Maybe I caused this
Through diet. Through an eating disorder you suffered in college. Through that riding accident. Through being a rebellious teen or a burden on your parents who God is now smiting. You can wonder if your own actions naturally harmed your reproductive system, or if your actions have brought on punishment from the powers at be.
Maybe my birth control caused this
This can be an infuriating thought, because all you ever wanted to do was be responsible. Could the very thing that you were using to prevent pregnancy until now, be the reason you now can’t get pregnant? You’ve heard that long-term birth control can affect someone’s ability to conceive. The research may be inconclusive, but you’ve heard the whispers.
I’m fundamentally broken
It’s common for women who are dealing with infertility issues to feel that they—their bodies—are broken in some fundamental way. They can feel like they’re just wrong, and they can even have thoughts like, “I shouldn’t have even been born. I was a fluke. I have a broken body.” But you have and will do so many great things in this life, beyond having kids, that that simply isn’t true.
My partner should have picked someone else
There can be feelings of guilt towards your partner. You know that, when he chose you, it never crossed his mind that you two would struggle to conceive. You feel like he should have picked somebody else. You feel he’s probably thinking that himself. But the truth is that, he wants to spend his life with you—whether that means a baby, or no baby. He wouldn’t prefer life with someone else—someone he doesn’t love—just because that came with a baby.
It must be a mistake
Denial is very common. Even though you’ve run several tests with your doctor, and she has confirmed, without a doubt, that you are infertile or that your chances of conceiving are quite small, you can think there was a mistake. You can think you want a second opinion, and when that comes back the same, you want a third opinion.
I’m letting down my parents
If your parents have always dreamed of having grandchildren, you can feel bad about letting them down. Perhaps they haven’t even been subtle about it, but they’ve been pushing you for years to make them grandbabies. In addition to letting yourself down, you feel like you’re breaking your parents’ hearts.

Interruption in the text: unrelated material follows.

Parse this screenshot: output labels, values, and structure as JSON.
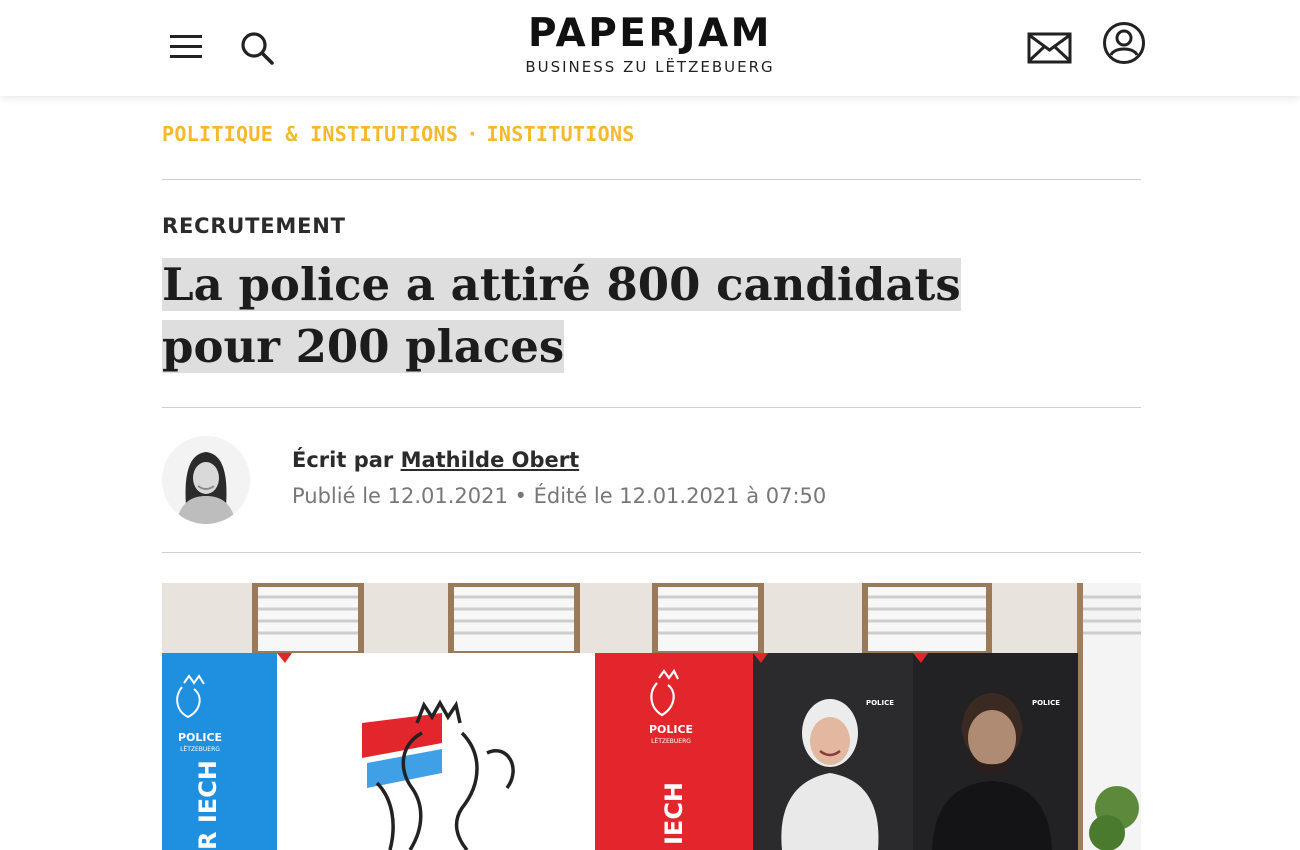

Did I choose the wrong partner?
Don’t feel bad if this thought crosses your mind. This is a difficult time. You can’t control your thoughts. And you may wonder, “Is this my body’s way of telling me that I chose the wrong partner?” But, no, it is not. So don’t pack up and leave the guy for somebody else (or a sperm bank) as you’ll find the same results.